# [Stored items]
BEGIN
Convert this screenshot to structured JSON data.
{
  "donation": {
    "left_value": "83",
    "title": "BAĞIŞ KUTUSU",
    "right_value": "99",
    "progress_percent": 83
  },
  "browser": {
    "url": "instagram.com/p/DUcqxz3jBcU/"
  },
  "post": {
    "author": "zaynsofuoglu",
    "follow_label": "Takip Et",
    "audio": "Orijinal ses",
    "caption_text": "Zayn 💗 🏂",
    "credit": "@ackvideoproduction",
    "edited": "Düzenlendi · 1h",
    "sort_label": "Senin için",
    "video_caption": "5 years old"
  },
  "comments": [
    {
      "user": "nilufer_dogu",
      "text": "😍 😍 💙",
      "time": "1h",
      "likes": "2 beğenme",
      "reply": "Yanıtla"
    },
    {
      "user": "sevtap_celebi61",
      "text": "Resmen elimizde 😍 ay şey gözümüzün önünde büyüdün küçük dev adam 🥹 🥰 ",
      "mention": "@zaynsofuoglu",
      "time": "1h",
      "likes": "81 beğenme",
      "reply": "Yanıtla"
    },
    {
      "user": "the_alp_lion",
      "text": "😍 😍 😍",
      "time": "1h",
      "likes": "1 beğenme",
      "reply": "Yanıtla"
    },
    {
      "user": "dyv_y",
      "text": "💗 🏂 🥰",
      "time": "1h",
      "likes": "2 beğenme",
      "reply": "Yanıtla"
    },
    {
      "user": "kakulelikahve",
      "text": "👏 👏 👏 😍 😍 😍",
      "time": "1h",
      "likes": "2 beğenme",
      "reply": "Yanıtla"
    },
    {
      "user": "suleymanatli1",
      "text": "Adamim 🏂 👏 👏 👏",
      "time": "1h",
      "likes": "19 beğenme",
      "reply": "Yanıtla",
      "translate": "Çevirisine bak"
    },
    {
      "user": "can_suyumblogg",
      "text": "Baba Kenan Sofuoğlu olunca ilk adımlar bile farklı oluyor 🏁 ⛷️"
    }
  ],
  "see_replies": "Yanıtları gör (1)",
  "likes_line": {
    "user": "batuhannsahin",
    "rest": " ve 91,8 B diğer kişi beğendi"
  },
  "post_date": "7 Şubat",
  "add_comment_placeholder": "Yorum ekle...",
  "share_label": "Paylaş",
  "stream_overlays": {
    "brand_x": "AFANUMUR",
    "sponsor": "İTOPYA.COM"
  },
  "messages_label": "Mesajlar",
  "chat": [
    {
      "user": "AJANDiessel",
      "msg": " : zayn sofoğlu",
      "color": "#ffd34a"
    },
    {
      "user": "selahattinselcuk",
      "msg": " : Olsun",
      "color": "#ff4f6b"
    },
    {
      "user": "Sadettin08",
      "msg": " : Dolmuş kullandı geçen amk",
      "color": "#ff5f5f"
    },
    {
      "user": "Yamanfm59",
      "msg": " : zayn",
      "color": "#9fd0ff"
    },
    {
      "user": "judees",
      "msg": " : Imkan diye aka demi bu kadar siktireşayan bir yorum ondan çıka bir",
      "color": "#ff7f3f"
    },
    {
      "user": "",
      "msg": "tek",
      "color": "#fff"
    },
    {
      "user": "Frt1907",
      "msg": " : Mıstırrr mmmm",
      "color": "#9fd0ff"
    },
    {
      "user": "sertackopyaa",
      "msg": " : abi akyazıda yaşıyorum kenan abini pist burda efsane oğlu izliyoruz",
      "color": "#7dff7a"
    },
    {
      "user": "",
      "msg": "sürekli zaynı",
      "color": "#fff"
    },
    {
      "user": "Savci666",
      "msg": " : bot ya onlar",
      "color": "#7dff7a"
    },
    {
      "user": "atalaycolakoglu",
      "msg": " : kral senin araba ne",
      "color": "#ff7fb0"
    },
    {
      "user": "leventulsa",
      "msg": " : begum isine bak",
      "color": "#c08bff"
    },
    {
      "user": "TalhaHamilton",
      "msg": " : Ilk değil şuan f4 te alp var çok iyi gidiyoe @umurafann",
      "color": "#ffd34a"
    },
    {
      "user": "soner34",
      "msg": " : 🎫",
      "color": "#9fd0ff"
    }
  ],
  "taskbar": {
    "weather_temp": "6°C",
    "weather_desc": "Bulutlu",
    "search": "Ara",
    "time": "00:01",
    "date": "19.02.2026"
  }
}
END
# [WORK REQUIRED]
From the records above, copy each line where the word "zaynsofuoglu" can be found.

# [FINAL ANSWER]
    "author": "zaynsofuoglu",
      "mention": "@zaynsofuoglu",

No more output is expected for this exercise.